My next ride also comes quickly from a rest area gas station near Gent. They’re a group of young people returning from a Catholic summer camp. Before they noticed me, I’d noticed them, looking so happy drinking an entire case of soda and beer in the sunny parking lot. Talking to people and cold drinks, the scene was painfully pleasant.
Two of the girls walk up from behind as I’m displaying an “Oostende” sign to passing traffic. The leader of this curiosity is Stephanie and she’s brought along her friend Delphine. The others in their group remain distracted in the distance. The girls stage a friendly interrogation before inviting me over to join the others. They are all teenagers to early 20-somethings, mostly from farm families that raise cattle. Never would I have guessed them as farmers, and never would they have guessed my age. One says 20, another thinks 22, with the best guess being 25. One of the guys hands me a Coke as one of the girls presents a bag of miniature sweet waffles.
“My granny made them.”
I ride with the two girls and Robin, all college students, studying agriculture, social work and electrical-mechanical engineering.

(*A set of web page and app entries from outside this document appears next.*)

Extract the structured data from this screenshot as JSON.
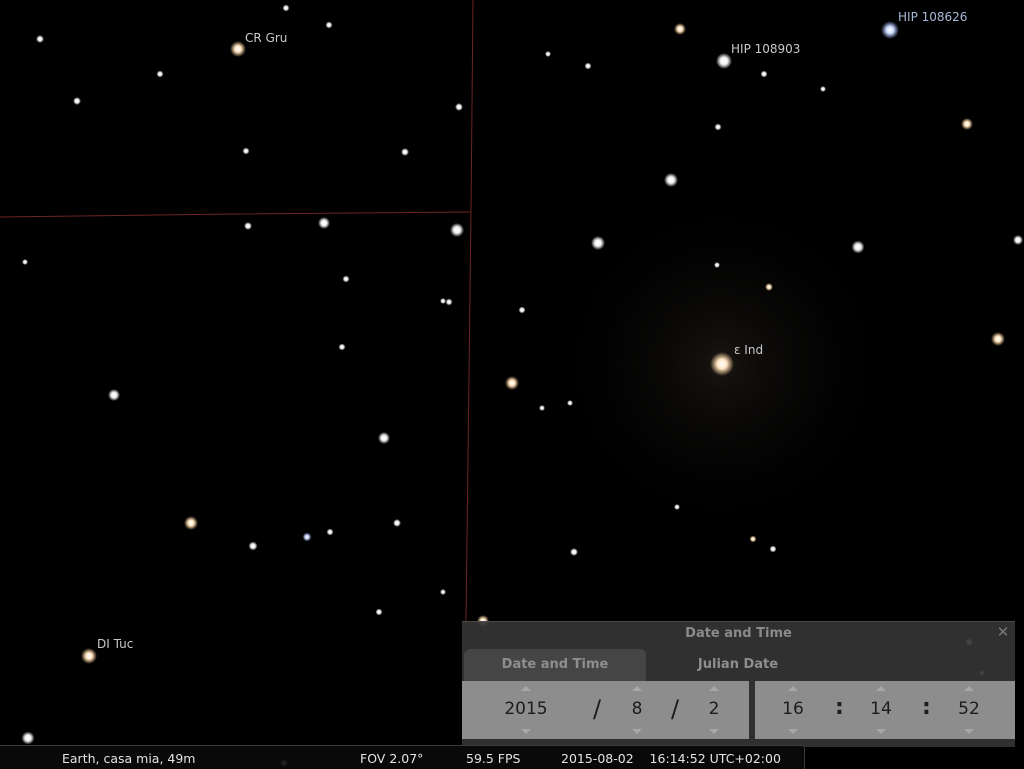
{
  "sky": {
    "labels": {
      "cr_gru": "CR Gru",
      "hip_108903": "HIP 108903",
      "hip_108626": "HIP 108626",
      "eps_ind": "ε Ind",
      "di_tuc": "DI Tuc"
    },
    "colors": {
      "constellation_boundary": "#6b2424",
      "label": "#c9c9c9",
      "label_blue": "#a9b9d9"
    }
  },
  "dialog": {
    "title": "Date and Time",
    "close_icon": "close-icon",
    "tabs": [
      {
        "label": "Date and Time",
        "active": true
      },
      {
        "label": "Julian Date",
        "active": false
      }
    ],
    "date": {
      "year": "2015",
      "month": "8",
      "day": "2",
      "separator": "/"
    },
    "time": {
      "hour": "16",
      "minute": "14",
      "second": "52",
      "separator": ":"
    }
  },
  "status": {
    "location": "Earth, casa mia, 49m",
    "fov": "FOV 2.07°",
    "fps": "59.5 FPS",
    "datetime": "2015-08-02    16:14:52 UTC+02:00"
  }
}
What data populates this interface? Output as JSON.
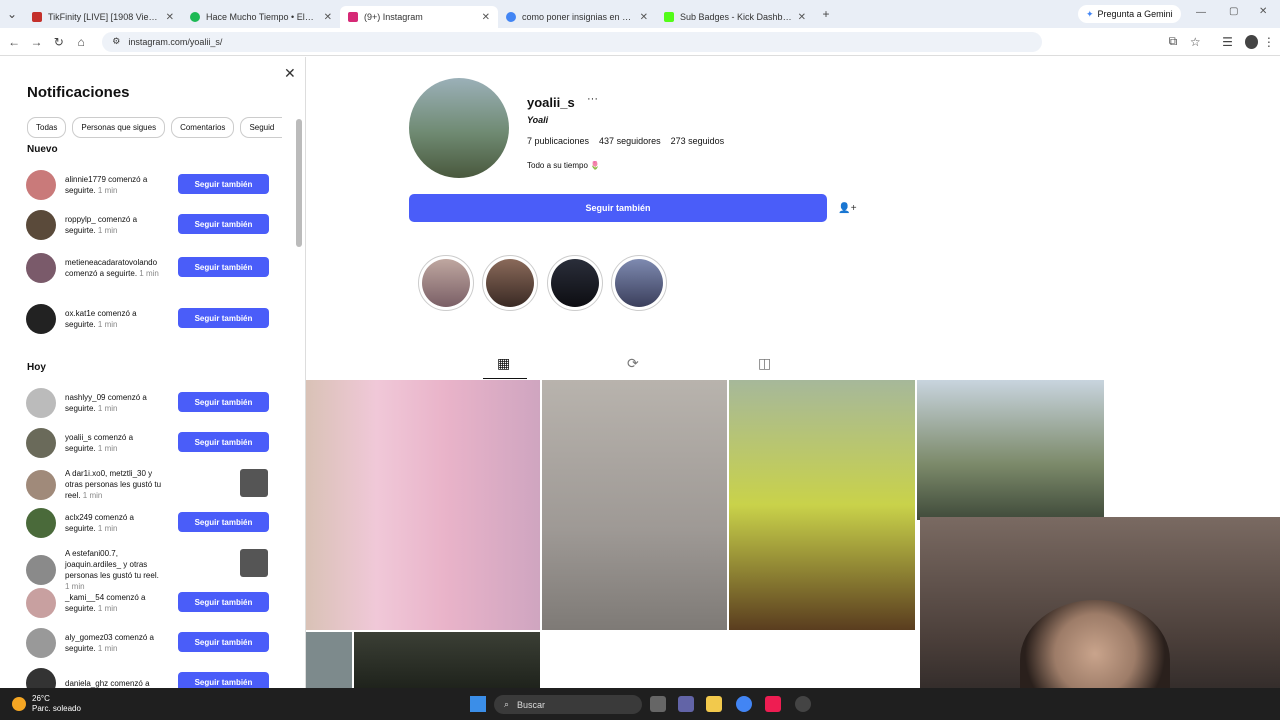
{
  "browser": {
    "tabs": [
      {
        "title": "TikFinity [LIVE] [1908 Viewers]",
        "color": "#c4302b"
      },
      {
        "title": "Hace Mucho Tiempo • Ele A",
        "color": "#1db954"
      },
      {
        "title": "(9+) Instagram",
        "color": "#d62976",
        "active": true
      },
      {
        "title": "como poner insignias en kick -",
        "color": "#4285f4"
      },
      {
        "title": "Sub Badges - Kick Dashboard",
        "color": "#53fc18"
      }
    ],
    "gemini": "Pregunta a Gemini",
    "url": "instagram.com/yoalii_s/"
  },
  "notifications": {
    "title": "Notificaciones",
    "filters": [
      "Todas",
      "Personas que sigues",
      "Comentarios",
      "Seguid"
    ],
    "section_new": "Nuevo",
    "section_today": "Hoy",
    "follow_back_label": "Seguir también",
    "new_items": [
      {
        "user": "alinnie1779",
        "text": " comenzó a seguirte.",
        "time": "1 min",
        "button": true
      },
      {
        "user": "roppylp_",
        "text": " comenzó a seguirte.",
        "time": "1 min",
        "button": true
      },
      {
        "user": "metieneacadaratovolando",
        "text": " comenzó a seguirte.",
        "time": "1 min",
        "button": true
      },
      {
        "user": "ox.kat1e",
        "text": " comenzó a seguirte.",
        "time": "1 min",
        "button": true
      }
    ],
    "today_items": [
      {
        "user": "nashlyy_09",
        "text": " comenzó a seguirte.",
        "time": "1 min",
        "button": true
      },
      {
        "user": "yoalii_s",
        "text": " comenzó a seguirte.",
        "time": "1 min",
        "button": true
      },
      {
        "user": "A dar1i.xo0, metztli_30",
        "text": " y otras personas les gustó tu reel.",
        "time": "1 min",
        "button": false
      },
      {
        "user": "aclx249",
        "text": " comenzó a seguirte.",
        "time": "1 min",
        "button": true
      },
      {
        "user": "A estefani00.7, joaquin.ardiles_",
        "text": " y otras personas les gustó tu reel.",
        "time": "1 min",
        "button": false
      },
      {
        "user": "_kami__54",
        "text": " comenzó a seguirte.",
        "time": "1 min",
        "button": true
      },
      {
        "user": "aly_gomez03",
        "text": " comenzó a seguirte.",
        "time": "1 min",
        "button": true
      },
      {
        "user": "daniela_ghz",
        "text": " comenzó a",
        "time": "",
        "button": true
      }
    ]
  },
  "profile": {
    "username": "yoalii_s",
    "more": "···",
    "name": "Yoali",
    "posts": "7 publicaciones",
    "followers": "437 seguidores",
    "following": "273 seguidos",
    "bio": "Todo a su tiempo 🌷",
    "follow_button": "Seguir también"
  },
  "taskbar": {
    "temp": "26°C",
    "weather": "Parc. soleado",
    "search": "Buscar"
  }
}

They drive me 15km past their destination, all the way to the coastal city of Oostende, handing me the whole bag of little waffles as we say goodbye.
Immediately I sit down upon a bench and eat every last waffle, nearly a pound of them, causing my stomach to ache the rest of the day. Downtown Oostende is full of luxurious yachts and sailboats. A series of little drawbridges raise and lower as the boats go to and from the sea of this perfect day. Tourists move in huge flocks, all the activity taking place under the intricate double steeples of a big old cathedral.
I walk north along the coast in search of a campsite, an area I’d already mapped out on Google a few days ago just in case I came here. There’s an absurdly crowded tram following the coastline. Not sure exactly where to go, I ride for just a few stops then explore. On the other side of the huge sand dunes are thousands of beachgoers, enjoying one of the few nice days this entire summer has had to offer. A slightly chilly breeze remains, prompting some people to erect elaborate cloth windscreens. Dozens of tiny white beach shacks sit in a perfect line along the dunes, most fully inhabited, colorful towels hung out everywhere to dry. One man encircles his entire cabin in a windscreen, having brought along a large hammer to do so.
There’s too many people here to make a hidden campsite possible, even far back in the dunes is no escape from the occasional random wanderer. I ride the tram a few more stops, again packed like sardines. There the beach is far more reasonable, just occasional joggers and dog walkers. There’s two sets of parallel dunes, with the farther one fenced off. A hole in the fence leads to an overgrown path at the top, about 25 feet above sea level. Barely a soul treads treads here, and a wonderful ocean view.
I don’t want to camp right on top though, just in case somebody walks the path, and the sides of the dune are too steep for sleeping. A collapsed portion of the dune offers the perfect campsite, just below the path and protected out of view from every other angle, facing the sea. The sand is perfectly white and fine, with the thick dune grasses dancing in the wind. I tie the edges of my tarp to blades of grass, then sit the foam pad and sleeping bag atop it. This is where I watch the sun go down, writing what you’ve read here. With the darkness comes stars for the first time in many weeks.